*** DATA FOR REVIEW ***

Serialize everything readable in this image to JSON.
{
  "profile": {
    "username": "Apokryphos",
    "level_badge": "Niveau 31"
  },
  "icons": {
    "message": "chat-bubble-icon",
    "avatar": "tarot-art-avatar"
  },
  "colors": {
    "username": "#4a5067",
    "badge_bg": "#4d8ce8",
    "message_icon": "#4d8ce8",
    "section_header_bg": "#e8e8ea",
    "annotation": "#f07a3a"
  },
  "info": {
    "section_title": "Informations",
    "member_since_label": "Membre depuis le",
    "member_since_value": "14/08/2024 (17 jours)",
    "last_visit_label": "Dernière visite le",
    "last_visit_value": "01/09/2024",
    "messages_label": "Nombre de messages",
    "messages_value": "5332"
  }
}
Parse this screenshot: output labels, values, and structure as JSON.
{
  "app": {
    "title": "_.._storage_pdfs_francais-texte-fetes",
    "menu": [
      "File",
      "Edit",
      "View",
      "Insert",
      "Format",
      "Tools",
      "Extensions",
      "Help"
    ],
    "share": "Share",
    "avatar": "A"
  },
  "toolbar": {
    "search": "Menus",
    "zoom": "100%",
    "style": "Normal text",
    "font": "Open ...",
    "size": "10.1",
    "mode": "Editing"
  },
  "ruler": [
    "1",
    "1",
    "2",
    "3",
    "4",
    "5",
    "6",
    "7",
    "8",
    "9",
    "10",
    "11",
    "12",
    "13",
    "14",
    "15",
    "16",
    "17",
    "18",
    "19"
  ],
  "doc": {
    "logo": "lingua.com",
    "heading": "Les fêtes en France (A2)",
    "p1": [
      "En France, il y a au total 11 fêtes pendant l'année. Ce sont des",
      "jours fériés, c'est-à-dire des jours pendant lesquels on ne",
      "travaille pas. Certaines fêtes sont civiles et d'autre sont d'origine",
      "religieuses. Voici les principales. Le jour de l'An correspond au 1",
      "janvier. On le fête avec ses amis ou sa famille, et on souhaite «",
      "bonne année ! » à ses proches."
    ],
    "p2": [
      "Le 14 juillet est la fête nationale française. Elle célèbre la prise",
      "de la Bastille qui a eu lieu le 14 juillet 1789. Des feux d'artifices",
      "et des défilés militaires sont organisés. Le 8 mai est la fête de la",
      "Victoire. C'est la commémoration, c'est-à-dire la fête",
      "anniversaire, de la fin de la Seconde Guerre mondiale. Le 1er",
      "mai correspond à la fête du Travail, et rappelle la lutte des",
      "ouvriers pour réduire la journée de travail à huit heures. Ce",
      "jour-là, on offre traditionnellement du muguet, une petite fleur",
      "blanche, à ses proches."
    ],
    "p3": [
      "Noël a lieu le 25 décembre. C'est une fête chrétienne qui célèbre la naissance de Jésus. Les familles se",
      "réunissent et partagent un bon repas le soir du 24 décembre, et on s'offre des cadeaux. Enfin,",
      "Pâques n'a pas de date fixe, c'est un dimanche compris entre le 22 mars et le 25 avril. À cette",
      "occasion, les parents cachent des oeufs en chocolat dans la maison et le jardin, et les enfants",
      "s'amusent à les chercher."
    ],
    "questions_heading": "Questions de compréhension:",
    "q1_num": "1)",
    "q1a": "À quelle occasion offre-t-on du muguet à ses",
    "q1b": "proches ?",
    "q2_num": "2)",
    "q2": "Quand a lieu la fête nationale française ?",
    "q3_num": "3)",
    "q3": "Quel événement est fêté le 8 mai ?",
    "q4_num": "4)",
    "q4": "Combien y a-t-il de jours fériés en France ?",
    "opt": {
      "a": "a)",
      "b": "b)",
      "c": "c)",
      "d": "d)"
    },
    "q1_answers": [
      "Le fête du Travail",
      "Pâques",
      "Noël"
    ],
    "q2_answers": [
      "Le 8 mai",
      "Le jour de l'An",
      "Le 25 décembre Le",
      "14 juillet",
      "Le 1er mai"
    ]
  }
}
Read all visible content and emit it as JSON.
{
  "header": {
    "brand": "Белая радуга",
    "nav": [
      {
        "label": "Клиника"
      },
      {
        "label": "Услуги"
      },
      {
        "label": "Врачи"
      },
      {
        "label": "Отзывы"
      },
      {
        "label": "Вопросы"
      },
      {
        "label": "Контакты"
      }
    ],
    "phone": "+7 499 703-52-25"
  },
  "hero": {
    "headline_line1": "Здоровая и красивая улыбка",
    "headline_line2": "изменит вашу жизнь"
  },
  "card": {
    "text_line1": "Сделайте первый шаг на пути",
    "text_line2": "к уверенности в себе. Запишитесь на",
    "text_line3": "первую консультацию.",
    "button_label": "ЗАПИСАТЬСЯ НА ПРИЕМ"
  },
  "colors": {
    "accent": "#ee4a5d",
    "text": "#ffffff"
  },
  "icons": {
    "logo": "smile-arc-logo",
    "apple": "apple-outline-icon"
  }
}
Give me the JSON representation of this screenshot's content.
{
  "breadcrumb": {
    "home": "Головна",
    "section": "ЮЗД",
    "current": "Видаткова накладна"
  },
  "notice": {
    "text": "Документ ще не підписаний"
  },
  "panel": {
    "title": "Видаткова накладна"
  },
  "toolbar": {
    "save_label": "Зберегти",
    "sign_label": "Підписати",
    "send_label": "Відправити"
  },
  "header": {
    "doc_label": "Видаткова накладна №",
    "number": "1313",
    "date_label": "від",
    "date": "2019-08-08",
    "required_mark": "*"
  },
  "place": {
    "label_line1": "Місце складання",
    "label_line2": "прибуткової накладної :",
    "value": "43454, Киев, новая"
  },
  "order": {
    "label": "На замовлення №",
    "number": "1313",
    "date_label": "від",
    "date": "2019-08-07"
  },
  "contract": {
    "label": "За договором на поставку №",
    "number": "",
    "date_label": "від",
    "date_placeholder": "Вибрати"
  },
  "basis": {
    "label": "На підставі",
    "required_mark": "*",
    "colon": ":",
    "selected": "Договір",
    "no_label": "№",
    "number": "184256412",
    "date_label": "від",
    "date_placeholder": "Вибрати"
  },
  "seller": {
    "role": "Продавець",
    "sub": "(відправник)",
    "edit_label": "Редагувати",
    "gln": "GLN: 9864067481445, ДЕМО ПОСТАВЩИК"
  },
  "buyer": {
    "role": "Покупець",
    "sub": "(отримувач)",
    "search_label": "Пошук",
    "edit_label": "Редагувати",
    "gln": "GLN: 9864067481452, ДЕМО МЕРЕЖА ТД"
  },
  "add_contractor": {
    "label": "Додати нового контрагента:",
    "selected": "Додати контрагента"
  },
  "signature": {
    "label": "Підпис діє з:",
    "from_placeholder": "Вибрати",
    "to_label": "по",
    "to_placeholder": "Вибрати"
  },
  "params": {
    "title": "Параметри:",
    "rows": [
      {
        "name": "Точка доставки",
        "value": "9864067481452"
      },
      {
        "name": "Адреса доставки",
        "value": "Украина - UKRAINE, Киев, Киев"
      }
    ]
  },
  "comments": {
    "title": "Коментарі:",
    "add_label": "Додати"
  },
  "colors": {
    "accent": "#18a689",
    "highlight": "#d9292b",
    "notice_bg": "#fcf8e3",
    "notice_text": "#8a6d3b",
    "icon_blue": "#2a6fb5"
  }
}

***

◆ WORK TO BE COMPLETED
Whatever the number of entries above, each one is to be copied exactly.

◆ OUTPUT OF THE EXERCISE
Serialize everything readable in this image to JSON.
{
  "profile": {
    "username": "Apokryphos",
    "level_badge": "Niveau 31"
  },
  "icons": {
    "message": "chat-bubble-icon",
    "avatar": "tarot-art-avatar"
  },
  "colors": {
    "username": "#4a5067",
    "badge_bg": "#4d8ce8",
    "message_icon": "#4d8ce8",
    "section_header_bg": "#e8e8ea",
    "annotation": "#f07a3a"
  },
  "info": {
    "section_title": "Informations",
    "member_since_label": "Membre depuis le",
    "member_since_value": "14/08/2024 (17 jours)",
    "last_visit_label": "Dernière visite le",
    "last_visit_value": "01/09/2024",
    "messages_label": "Nombre de messages",
    "messages_value": "5332"
  }
}
Parse this screenshot: output labels, values, and structure as JSON.
{
  "app": {
    "title": "_.._storage_pdfs_francais-texte-fetes",
    "menu": [
      "File",
      "Edit",
      "View",
      "Insert",
      "Format",
      "Tools",
      "Extensions",
      "Help"
    ],
    "share": "Share",
    "avatar": "A"
  },
  "toolbar": {
    "search": "Menus",
    "zoom": "100%",
    "style": "Normal text",
    "font": "Open ...",
    "size": "10.1",
    "mode": "Editing"
  },
  "ruler": [
    "1",
    "1",
    "2",
    "3",
    "4",
    "5",
    "6",
    "7",
    "8",
    "9",
    "10",
    "11",
    "12",
    "13",
    "14",
    "15",
    "16",
    "17",
    "18",
    "19"
  ],
  "doc": {
    "logo": "lingua.com",
    "heading": "Les fêtes en France (A2)",
    "p1": [
      "En France, il y a au total 11 fêtes pendant l'année. Ce sont des",
      "jours fériés, c'est-à-dire des jours pendant lesquels on ne",
      "travaille pas. Certaines fêtes sont civiles et d'autre sont d'origine",
      "religieuses. Voici les principales. Le jour de l'An correspond au 1",
      "janvier. On le fête avec ses amis ou sa famille, et on souhaite «",
      "bonne année ! » à ses proches."
    ],
    "p2": [
      "Le 14 juillet est la fête nationale française. Elle célèbre la prise",
      "de la Bastille qui a eu lieu le 14 juillet 1789. Des feux d'artifices",
      "et des défilés militaires sont organisés. Le 8 mai est la fête de la",
      "Victoire. C'est la commémoration, c'est-à-dire la fête",
      "anniversaire, de la fin de la Seconde Guerre mondiale. Le 1er",
      "mai correspond à la fête du Travail, et rappelle la lutte des",
      "ouvriers pour réduire la journée de travail à huit heures. Ce",
      "jour-là, on offre traditionnellement du muguet, une petite fleur",
      "blanche, à ses proches."
    ],
    "p3": [
      "Noël a lieu le 25 décembre. C'est une fête chrétienne qui célèbre la naissance de Jésus. Les familles se",
      "réunissent et partagent un bon repas le soir du 24 décembre, et on s'offre des cadeaux. Enfin,",
      "Pâques n'a pas de date fixe, c'est un dimanche compris entre le 22 mars et le 25 avril. À cette",
      "occasion, les parents cachent des oeufs en chocolat dans la maison et le jardin, et les enfants",
      "s'amusent à les chercher."
    ],
    "questions_heading": "Questions de compréhension:",
    "q1_num": "1)",
    "q1a": "À quelle occasion offre-t-on du muguet à ses",
    "q1b": "proches ?",
    "q2_num": "2)",
    "q2": "Quand a lieu la fête nationale française ?",
    "q3_num": "3)",
    "q3": "Quel événement est fêté le 8 mai ?",
    "q4_num": "4)",
    "q4": "Combien y a-t-il de jours fériés en France ?",
    "opt": {
      "a": "a)",
      "b": "b)",
      "c": "c)",
      "d": "d)"
    },
    "q1_answers": [
      "Le fête du Travail",
      "Pâques",
      "Noël"
    ],
    "q2_answers": [
      "Le 8 mai",
      "Le jour de l'An",
      "Le 25 décembre Le",
      "14 juillet",
      "Le 1er mai"
    ]
  }
}
Read all visible content and emit it as JSON.
{
  "header": {
    "brand": "Белая радуга",
    "nav": [
      {
        "label": "Клиника"
      },
      {
        "label": "Услуги"
      },
      {
        "label": "Врачи"
      },
      {
        "label": "Отзывы"
      },
      {
        "label": "Вопросы"
      },
      {
        "label": "Контакты"
      }
    ],
    "phone": "+7 499 703-52-25"
  },
  "hero": {
    "headline_line1": "Здоровая и красивая улыбка",
    "headline_line2": "изменит вашу жизнь"
  },
  "card": {
    "text_line1": "Сделайте первый шаг на пути",
    "text_line2": "к уверенности в себе. Запишитесь на",
    "text_line3": "первую консультацию.",
    "button_label": "ЗАПИСАТЬСЯ НА ПРИЕМ"
  },
  "colors": {
    "accent": "#ee4a5d",
    "text": "#ffffff"
  },
  "icons": {
    "logo": "smile-arc-logo",
    "apple": "apple-outline-icon"
  }
}
Give me the JSON representation of this screenshot's content.
{
  "breadcrumb": {
    "home": "Головна",
    "section": "ЮЗД",
    "current": "Видаткова накладна"
  },
  "notice": {
    "text": "Документ ще не підписаний"
  },
  "panel": {
    "title": "Видаткова накладна"
  },
  "toolbar": {
    "save_label": "Зберегти",
    "sign_label": "Підписати",
    "send_label": "Відправити"
  },
  "header": {
    "doc_label": "Видаткова накладна №",
    "number": "1313",
    "date_label": "від",
    "date": "2019-08-08",
    "required_mark": "*"
  },
  "place": {
    "label_line1": "Місце складання",
    "label_line2": "прибуткової накладної :",
    "value": "43454, Киев, новая"
  },
  "order": {
    "label": "На замовлення №",
    "number": "1313",
    "date_label": "від",
    "date": "2019-08-07"
  },
  "contract": {
    "label": "За договором на поставку №",
    "number": "",
    "date_label": "від",
    "date_placeholder": "Вибрати"
  },
  "basis": {
    "label": "На підставі",
    "required_mark": "*",
    "colon": ":",
    "selected": "Договір",
    "no_label": "№",
    "number": "184256412",
    "date_label": "від",
    "date_placeholder": "Вибрати"
  },
  "seller": {
    "role": "Продавець",
    "sub": "(відправник)",
    "edit_label": "Редагувати",
    "gln": "GLN: 9864067481445, ДЕМО ПОСТАВЩИК"
  },
  "buyer": {
    "role": "Покупець",
    "sub": "(отримувач)",
    "search_label": "Пошук",
    "edit_label": "Редагувати",
    "gln": "GLN: 9864067481452, ДЕМО МЕРЕЖА ТД"
  },
  "add_contractor": {
    "label": "Додати нового контрагента:",
    "selected": "Додати контрагента"
  },
  "signature": {
    "label": "Підпис діє з:",
    "from_placeholder": "Вибрати",
    "to_label": "по",
    "to_placeholder": "Вибрати"
  },
  "params": {
    "title": "Параметри:",
    "rows": [
      {
        "name": "Точка доставки",
        "value": "9864067481452"
      },
      {
        "name": "Адреса доставки",
        "value": "Украина - UKRAINE, Киев, Киев"
      }
    ]
  },
  "comments": {
    "title": "Коментарі:",
    "add_label": "Додати"
  },
  "colors": {
    "accent": "#18a689",
    "highlight": "#d9292b",
    "notice_bg": "#fcf8e3",
    "notice_text": "#8a6d3b",
    "icon_blue": "#2a6fb5"
  }
}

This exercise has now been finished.